Recessionary Gap

What is a 'Recessionary Gap'

A recessionary gap is a term routed in macroeconomic theory that summarizes the situation where an economy is operating at below its full-employment equilibrium. Under this condition, the level of real gross domestic product (GDP) is currently lower then it is at full-employment, which puts downward pressure on prices in the long run.

BREAKING DOWN 'Recessionary Gap'

A recessionary gap happens when an economy is falling into a recession, which is defined as a lower real level of income (as measured by real GDP) then the full-employment level. An economic recession can happen in a number of ways, including a higher nominal exchange rate, which will reduce net exports and domestic income, and a large reduction in consumer expenditure or investment due to a decrease in take home pay by workers.

RELATED TERMS
  1. Above Full-Employment Equilibrium

    A macroeconomic term used to describe the real gross domestic ...
  2. Inflationary Gap

    A macroeconomic condition that describes the distance between ...
  3. Okun Gap

    A macroeconomic term that describes the situation when an economy's ...
  4. Below Full Employment Equilibrium

    A macroeconomic term used to describe a situation where an economy's ...
  5. General Equilibrium Theory

    General equilibrium theory studies supply and demand fundamentals ...
  6. Induced Taxes

    Within the context of macroeconomics and fiscal policy, a type ...
Related Articles
  1. Economics

    Macroeconomics: Economic Performance and Growth

    By Stephen Simpson Income is one of the most significant factors in measuring economic performance, and gross domestic product (GDP) is the most commonly used measure of a country's economic ...
  2. Bonds & Fixed Income

    Tips For Recession-Proofing Your Portfolio

    Find out what to do when the sun sets on a burgeoning market.
  3. Options & Futures

    Explaining The World Through Macroeconomic Analysis

    From unemployment and inflation to government policy, learn what macroeconomics measures and how it affects everyone.
  4. Economics

    Calculating the GDP Price Deflator

    The GDP price deflator adjusts gross domestic product by removing the effect of rising prices. It shows how much an economy’s GDP is really growing.
  5. Term

    Why Investors and Economists Care About GDP

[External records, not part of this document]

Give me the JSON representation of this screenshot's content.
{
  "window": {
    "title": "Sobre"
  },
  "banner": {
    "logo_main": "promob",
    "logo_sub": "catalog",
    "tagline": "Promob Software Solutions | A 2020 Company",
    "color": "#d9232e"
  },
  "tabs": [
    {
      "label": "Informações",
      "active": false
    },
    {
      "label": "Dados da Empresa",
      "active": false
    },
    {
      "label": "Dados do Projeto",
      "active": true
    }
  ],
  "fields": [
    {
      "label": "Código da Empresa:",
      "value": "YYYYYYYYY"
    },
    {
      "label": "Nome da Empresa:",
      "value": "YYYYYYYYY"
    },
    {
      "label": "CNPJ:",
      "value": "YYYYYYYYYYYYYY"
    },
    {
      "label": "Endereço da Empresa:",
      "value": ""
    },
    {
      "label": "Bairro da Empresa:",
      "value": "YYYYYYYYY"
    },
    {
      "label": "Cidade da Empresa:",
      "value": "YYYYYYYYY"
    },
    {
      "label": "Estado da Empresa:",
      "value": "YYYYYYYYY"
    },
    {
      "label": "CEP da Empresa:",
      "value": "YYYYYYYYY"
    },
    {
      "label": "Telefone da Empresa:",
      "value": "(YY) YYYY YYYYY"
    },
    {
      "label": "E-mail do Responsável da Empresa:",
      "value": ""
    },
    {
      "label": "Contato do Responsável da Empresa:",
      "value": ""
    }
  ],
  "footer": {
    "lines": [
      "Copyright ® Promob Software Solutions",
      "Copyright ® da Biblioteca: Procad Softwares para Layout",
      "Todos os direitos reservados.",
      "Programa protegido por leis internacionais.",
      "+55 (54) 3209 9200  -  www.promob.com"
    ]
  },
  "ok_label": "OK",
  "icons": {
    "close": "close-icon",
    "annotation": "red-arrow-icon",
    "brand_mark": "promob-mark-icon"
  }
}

    Gross Domestic Product is the total dollar value of all goods an economy produces over a given time.
  6. Professionals

    Nominal vs. Real GDP, and the GDP Deflator

    CFA Level 1 - Nominal vs. Real GDP, and the GDP Deflator
  7. Professionals

    Introduction

    CFA Level 1 - Section 4: Introduction to Macroeconomics
  8. Professionals

    Fiscal Policy Basics

    CFA Level 1 - Fiscal Policy Basics
  9. Forex Education

    Playing The Gap

    Learn how you can earn money by analyzing the disruptions in normal price patterns.
  10. Forex

    Gaps

    Those who study the underlying factors behind a gap and correctly identify its type can often trade with a high probability of success.
RELATED FAQS
  1. What is the benefit of using real GDP over GDP?

    Find out why real GDP allows economists to measure changes in the economic growth or decline of a country more accurately ... Read Answer >>
  2. What is GDP and why is it so important to investors?

    The gross domestic product (GDP) is one the primary indicators used to gauge the health of a country's economy. It represents ... Read Answer >>
  3. Is real GDP a better index of economic performance than GDP?

    Learn why real GDP is a better index for expressing the output of an economy, as it takes into account the factors that distort ... Read Answer >>
  4. Is the nominal value of GDP a sufficient metric for measuring the economy's health?

    Find out whether the nominal value of gross domestic product is sufficient for measuring the health of an economy and how ... Read Answer >>
  5. When do economists use real GDP instead of GDP?

    Learn about the purposes for which economists rely on real GDP. Find out how real GDP is calculated and how it is important ... Read Answer >>
  6. How are aggregate demand and GDP related?

    See why aggregate demand and gross domestic product (GDP) are necessarily the same thing according to Keynesian macroeconomic ... Read Answer >>
Hot Definitions
  1. Law Of Demand

    A microeconomic law that states that, all other factors being equal, as the price of a good or service increases, consumer ...
  2. Cost Of Debt

    The effective rate that a company pays on its current debt. This can be measured in either before- or after-tax returns; ...
  3. Yield Curve

    A line that plots the interest rates, at a set point in time, of bonds having equal credit quality, but differing maturity ...
  4. Stop-Limit Order

    An order placed with a broker that combines the features of stop order with those of a limit order. A stop-limit order will ...
  5. Keynesian Economics

    An economic theory of total spending in the economy and its effects on output and inflation. Keynesian economics was developed ...
  6. Society for Worldwide Interbank Financial Telecommunications ...

    A member-owned cooperative that provides safe and secure financial transactions for its members. Established in 1973, the ...
Trading Center